AB - Specific immunomodulatory strategies are required to eliminate the need for lifelong dependence on debilitating immunosuppressants. One proposed strategy is to simultaneously transplant the kidney and infuse donor-specific bone marrow cells. We prospectively studied the effect of unmodified donor-specific bone marrow infusion (DSBMI) on rejection, infection, graft-versus-host disease (GvHD), and graft survival. We performed 57 kidney transplants in mixed lymphocyte culture (MLC)-reactive, outbred pigs. The groups of recipient pigs differed according to the use of (1) indefinite versus short-term tacrolimus-based immunosuppression, (2) DSBMI, and (3) recipient preconditioning (RPC: whole body irradiation with 400 rads on day 0 and horse anti-pig thymocyte globulin (ATG) on days -2, -1, and 0). In all, we studied eight groups: group 1, nonimmunosuppressed control pigs (n = 8); group 2, nonimmunosuppressed DSBMI pigs (n = 7); group 3, nonimmunosuppressed RPC + DSBMI pigs (n = 5); group 4, tacrolimus (indefinite) pigs (n = 11); group 5, tacrolimus (10 days only) pigs (n = 5); group 6, DSBMI + tacrolimus (indefinite) pigs (n = 8); group 7, DSBMI + tacrolimus (10 days only) pigs (n = 6); and group 8, RPC + DSBMI + tacrolimus (indefinite) pigs (n = 7). DSBMI alone (group 2) or in combination with RPC (group 3) did not prolong graft survival, as compared with nonimmunosuppressed controls (group 1). In groups 1, 2, and 3, all but one pig died from rejection; in group 3 only, 45 % of the pigs died from concurrent infection or GvHD, indicating that RPC in combination with DSBMI aggravated the risk of generalized infection and GvHD. Post-transplant immunosuppression - irrespective of indefinite or short-term administration - was required for prolonged graft survival. With indefinite use of immunosuppression, graft survival rates and death rates from rejection were not different for pigs with (group 6) versus without (group 4) DSBMI; however, the death rate from infection was higher in group 6, suggesting that the bone marrow inoculum increased the risk of systemic infection. With short-term use of immunosuppression, graft survival rates were higher and death rates from rejection lower for pigs with (group 7) versus without (group 5) DSBMI. But DSBMI and short-term immunosuppression (group 7) failed to prolong survival beyond that achieved with indefinite immunosuppression (groups 4 and 6). Although the combination of DSBMI and short-term immunosuppression (group 7) reduced the risk of infection, it did not avert severe rejection. The addition of RPC to DSBMI and indefinite immunosuppression (group 8) significantly decreased graft survival, as compared with groups 4, 6, and 7. It also increased the incidence of death from rejection, GvHD, and infection, or a combination thereof. Unmodified DSBMI did not prolong graft survival after kidney transplantation, nor did it decrease the incidence of rejection. But it aggravated the risk of GvHD and infection. Short-term immunosuppression with DSBMI reduced the incidence of death from infection or GvHD, but it resulted in a higher incidence of death from rejection (as compared with indefinite use of immunosuppression). RPC, combined with DSBMI and indefinite immunosuppression, increased the death rate from rejection, GvHD, infection, or a combination thereof. In this large animal study, the effect of unmodified DSBMI has been disappointing. The search continues for the optimal way to successfully perform bone marrow augmentation in solid organ transplants.
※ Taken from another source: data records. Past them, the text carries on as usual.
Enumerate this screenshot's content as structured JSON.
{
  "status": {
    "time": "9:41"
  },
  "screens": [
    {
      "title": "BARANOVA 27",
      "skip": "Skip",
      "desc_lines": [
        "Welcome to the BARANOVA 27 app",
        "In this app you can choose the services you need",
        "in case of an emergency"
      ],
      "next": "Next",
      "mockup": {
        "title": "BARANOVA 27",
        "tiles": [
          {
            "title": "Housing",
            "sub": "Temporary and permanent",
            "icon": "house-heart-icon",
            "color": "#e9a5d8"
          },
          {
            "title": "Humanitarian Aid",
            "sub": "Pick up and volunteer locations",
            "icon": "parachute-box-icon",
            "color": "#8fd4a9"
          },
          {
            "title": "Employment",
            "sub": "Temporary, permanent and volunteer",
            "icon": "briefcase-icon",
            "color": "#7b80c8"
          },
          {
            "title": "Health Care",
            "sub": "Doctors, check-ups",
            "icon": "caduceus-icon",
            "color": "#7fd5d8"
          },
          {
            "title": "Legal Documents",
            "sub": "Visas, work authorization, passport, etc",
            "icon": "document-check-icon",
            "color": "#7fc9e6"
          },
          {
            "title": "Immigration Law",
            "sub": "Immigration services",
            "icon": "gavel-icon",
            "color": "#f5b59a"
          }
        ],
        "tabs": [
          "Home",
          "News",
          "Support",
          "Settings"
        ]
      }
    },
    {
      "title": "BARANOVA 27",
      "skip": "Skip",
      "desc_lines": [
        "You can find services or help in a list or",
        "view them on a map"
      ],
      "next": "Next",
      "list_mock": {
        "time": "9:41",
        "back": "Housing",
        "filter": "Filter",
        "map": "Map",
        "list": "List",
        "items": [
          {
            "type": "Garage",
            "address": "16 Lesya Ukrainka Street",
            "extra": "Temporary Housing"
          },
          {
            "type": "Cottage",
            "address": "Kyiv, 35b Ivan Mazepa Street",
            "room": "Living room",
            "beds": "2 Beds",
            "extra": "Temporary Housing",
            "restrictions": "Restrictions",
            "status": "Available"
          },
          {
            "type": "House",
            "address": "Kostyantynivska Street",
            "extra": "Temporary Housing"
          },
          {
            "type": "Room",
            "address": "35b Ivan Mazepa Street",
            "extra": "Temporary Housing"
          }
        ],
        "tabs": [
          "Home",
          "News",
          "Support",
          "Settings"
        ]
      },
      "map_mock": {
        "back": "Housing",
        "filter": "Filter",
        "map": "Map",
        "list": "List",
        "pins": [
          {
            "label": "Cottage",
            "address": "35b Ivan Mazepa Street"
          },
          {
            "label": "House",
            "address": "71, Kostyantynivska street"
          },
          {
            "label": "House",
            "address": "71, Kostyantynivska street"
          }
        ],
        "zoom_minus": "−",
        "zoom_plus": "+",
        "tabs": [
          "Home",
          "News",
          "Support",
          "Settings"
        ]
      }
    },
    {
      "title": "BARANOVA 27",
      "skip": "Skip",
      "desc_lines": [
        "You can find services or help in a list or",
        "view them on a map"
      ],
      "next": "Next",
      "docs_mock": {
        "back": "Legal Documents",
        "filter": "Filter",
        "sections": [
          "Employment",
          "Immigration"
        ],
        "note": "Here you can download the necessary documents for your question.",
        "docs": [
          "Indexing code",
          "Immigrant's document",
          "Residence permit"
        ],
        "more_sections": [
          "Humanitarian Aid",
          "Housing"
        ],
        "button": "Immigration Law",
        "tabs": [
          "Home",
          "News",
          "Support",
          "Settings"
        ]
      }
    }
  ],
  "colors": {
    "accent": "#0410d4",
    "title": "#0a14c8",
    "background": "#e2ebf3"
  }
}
KW - Bone marrow augmentation

KW - Donor cell augmentation

KW - Kidney transplantation

UR - http://www.scopus.com/inward/record.url?scp=0034924023&partnerID=8YFLogxK

UR - http://www.scopus.com/inward/citedby.url?scp=0034924023&partnerID=8YFLogxK

U2 - 10.1007/s001470100318

DO - 10.1007/s001470100318

M3 - Article

C2 - 11499905

AN - SCOPUS:0034924023

VL - 14

SP - 159

EP - 169

JO - Transplant International

JF - Transplant International

SN - 0934-0874

IS - 3

ER -